* **Material provided**:
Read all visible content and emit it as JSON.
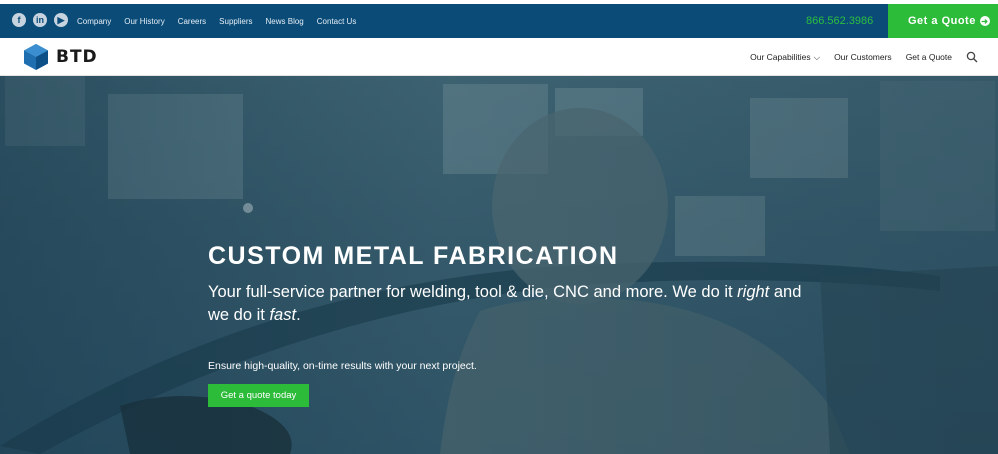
{
  "topbar": {
    "social": [
      {
        "name": "facebook-icon",
        "glyph": "f"
      },
      {
        "name": "linkedin-icon",
        "glyph": "in"
      },
      {
        "name": "youtube-icon",
        "glyph": "▶"
      }
    ],
    "links": [
      "Company",
      "Our History",
      "Careers",
      "Suppliers",
      "News Blog",
      "Contact Us"
    ],
    "phone": "866.562.3986",
    "quote_label": "Get a Quote",
    "quote_icon": "arrow-circle-right-icon",
    "background": "#0a4b78",
    "accent": "#2dbb3a"
  },
  "navbar": {
    "logo_text": "BTD",
    "logo_icon": "hexagon-cube-icon",
    "items": [
      "Our Capabilities",
      "Our Customers",
      "Get a Quote"
    ],
    "capabilities_has_dropdown": true,
    "search_icon": "search-icon"
  },
  "hero": {
    "title": "CUSTOM METAL FABRICATION",
    "subtitle_part1": "Your full-service partner for welding, tool & die, CNC and more. We do it ",
    "subtitle_em1": "right",
    "subtitle_part2": " and we do it ",
    "subtitle_em2": "fast",
    "subtitle_part3": ".",
    "tagline": "Ensure high-quality, on-time results with your next project.",
    "cta_label": "Get a quote today"
  }
}
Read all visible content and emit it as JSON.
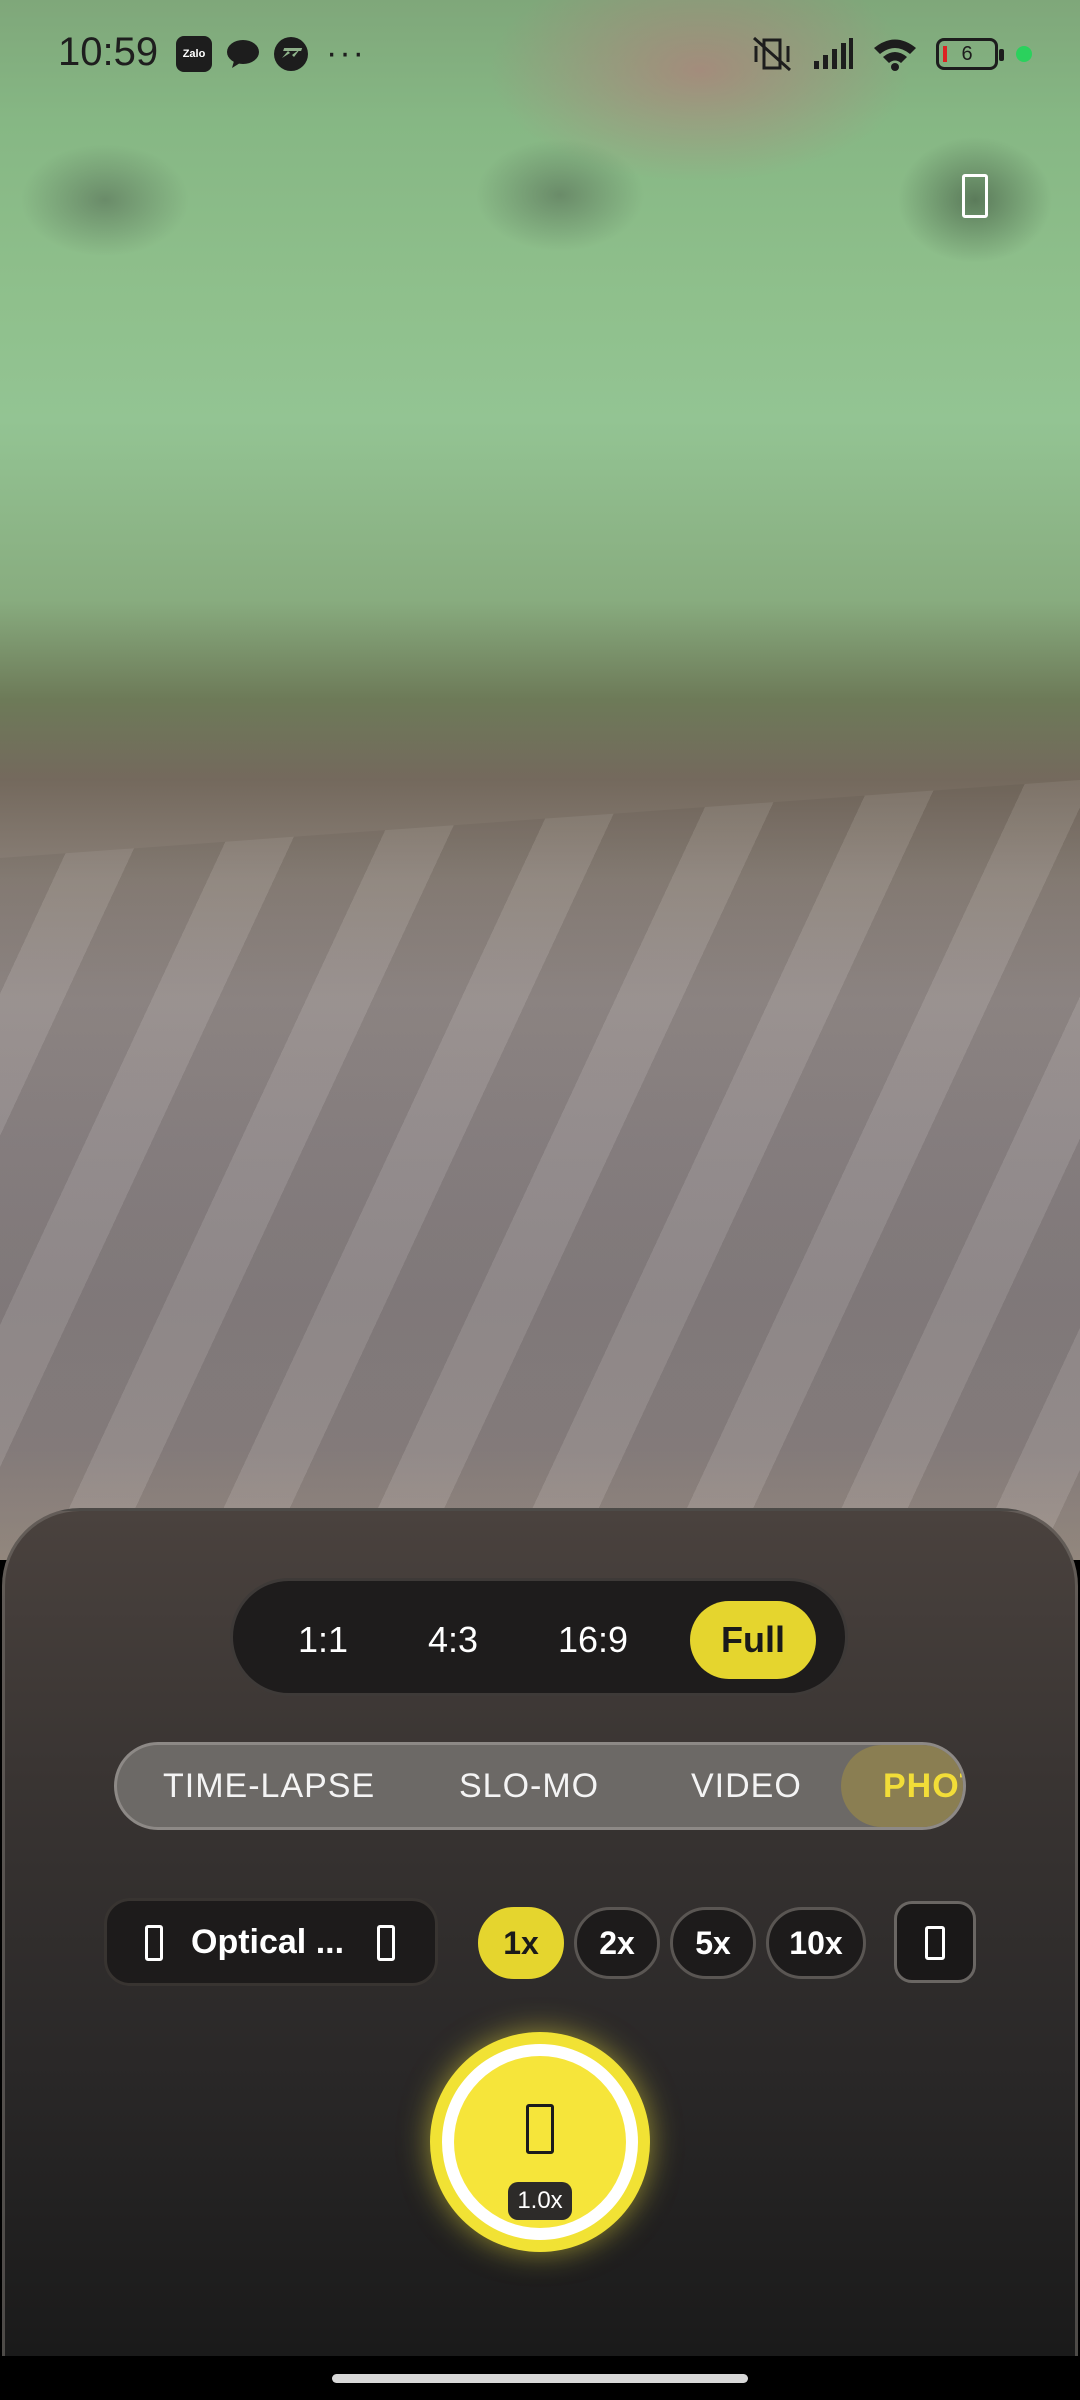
{
  "status_bar": {
    "time": "10:59",
    "app_icons": [
      "zalo-icon",
      "chat-bubble-icon",
      "messenger-icon"
    ],
    "zalo_label": "Zalo",
    "more_label": "···",
    "battery_level": "6",
    "icons": [
      "vibrate-mute-icon",
      "signal-icon",
      "wifi-icon",
      "battery-icon",
      "privacy-dot-icon"
    ],
    "privacy_dot_color": "#2bd15d"
  },
  "viewfinder": {
    "corner_icon": "rectangle-icon"
  },
  "aspect_ratio": {
    "options": [
      "1:1",
      "4:3",
      "16:9",
      "Full"
    ],
    "selected": "Full"
  },
  "modes": {
    "items": [
      "TIME-LAPSE",
      "SLO-MO",
      "VIDEO",
      "PHOT"
    ],
    "selected": "PHOT"
  },
  "zoom_row": {
    "optical_label": "Optical ...",
    "zoom_levels": [
      "1x",
      "2x",
      "5x",
      "10x"
    ],
    "selected_zoom": "1x"
  },
  "shutter": {
    "zoom_readout": "1.0x"
  },
  "colors": {
    "accent": "#e5d52e",
    "panel": "#2a2828"
  }
}
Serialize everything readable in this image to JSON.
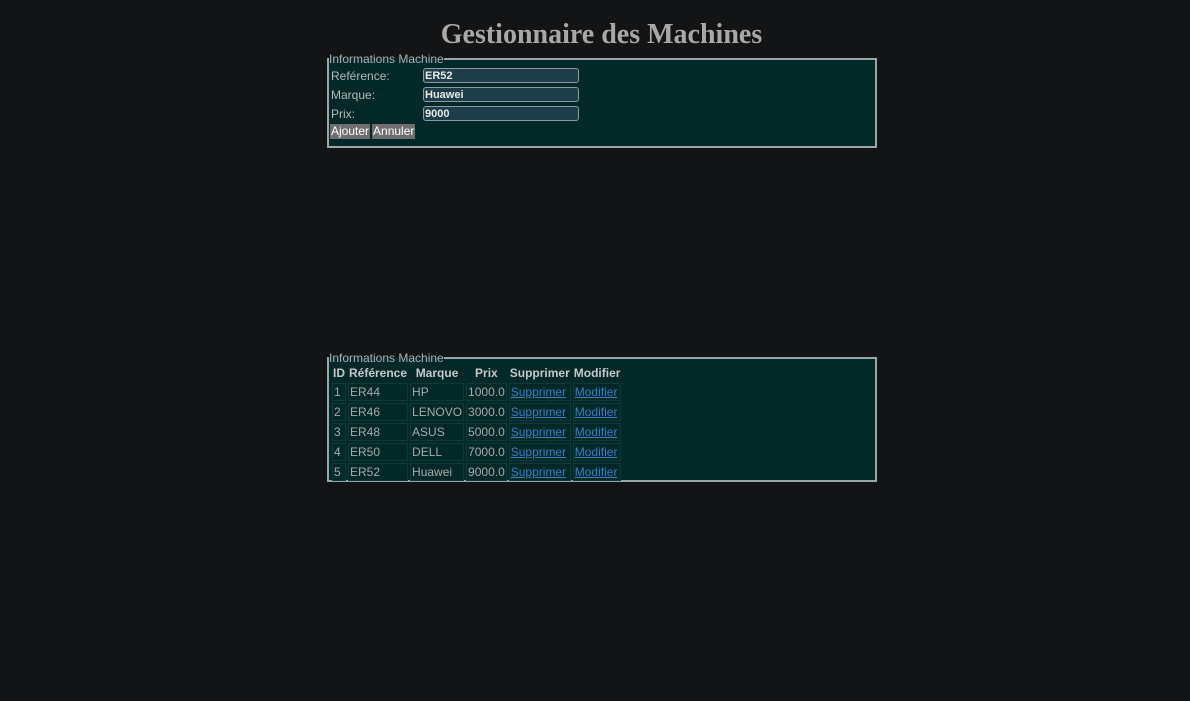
{
  "page": {
    "title": "Gestionnaire des Machines"
  },
  "form": {
    "legend": "Informations Machine",
    "fields": [
      {
        "label": "Reférence:",
        "value": "ER52"
      },
      {
        "label": "Marque:",
        "value": "Huawei"
      },
      {
        "label": "Prix:",
        "value": "9000"
      }
    ],
    "add_label": "Ajouter",
    "cancel_label": "Annuler"
  },
  "table": {
    "legend": "Informations Machine",
    "headers": [
      "ID",
      "Référence",
      "Marque",
      "Prix",
      "Supprimer",
      "Modifier"
    ],
    "rows": [
      {
        "id": "1",
        "ref": "ER44",
        "marque": "HP",
        "prix": "1000.0",
        "delete": "Supprimer",
        "edit": "Modifier"
      },
      {
        "id": "2",
        "ref": "ER46",
        "marque": "LENOVO",
        "prix": "3000.0",
        "delete": "Supprimer",
        "edit": "Modifier"
      },
      {
        "id": "3",
        "ref": "ER48",
        "marque": "ASUS",
        "prix": "5000.0",
        "delete": "Supprimer",
        "edit": "Modifier"
      },
      {
        "id": "4",
        "ref": "ER50",
        "marque": "DELL",
        "prix": "7000.0",
        "delete": "Supprimer",
        "edit": "Modifier"
      },
      {
        "id": "5",
        "ref": "ER52",
        "marque": "Huawei",
        "prix": "9000.0",
        "delete": "Supprimer",
        "edit": "Modifier"
      }
    ]
  },
  "colors": {
    "background": "#131416",
    "panel": "#022828",
    "link": "#3a7fc4",
    "button": "#6e6e6e"
  }
}
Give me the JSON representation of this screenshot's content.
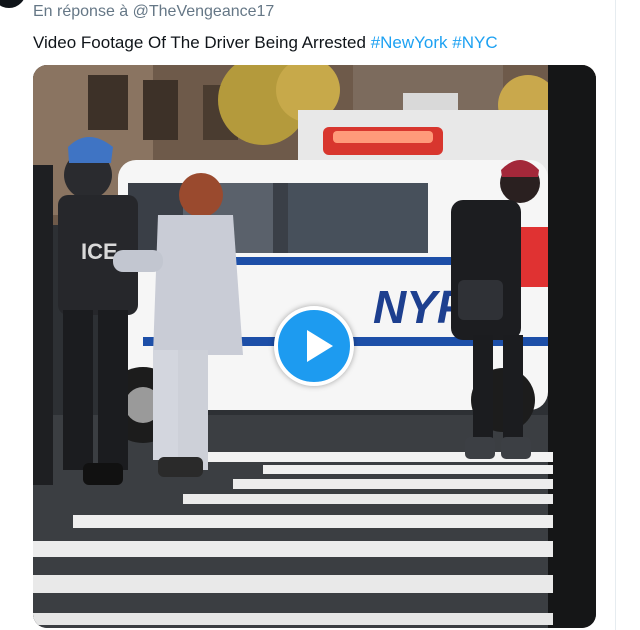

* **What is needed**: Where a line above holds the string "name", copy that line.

* **Exercise response**:
        "name": "facebook-icon",
        "name": "linkedin-icon",
        "name": "youtube-icon",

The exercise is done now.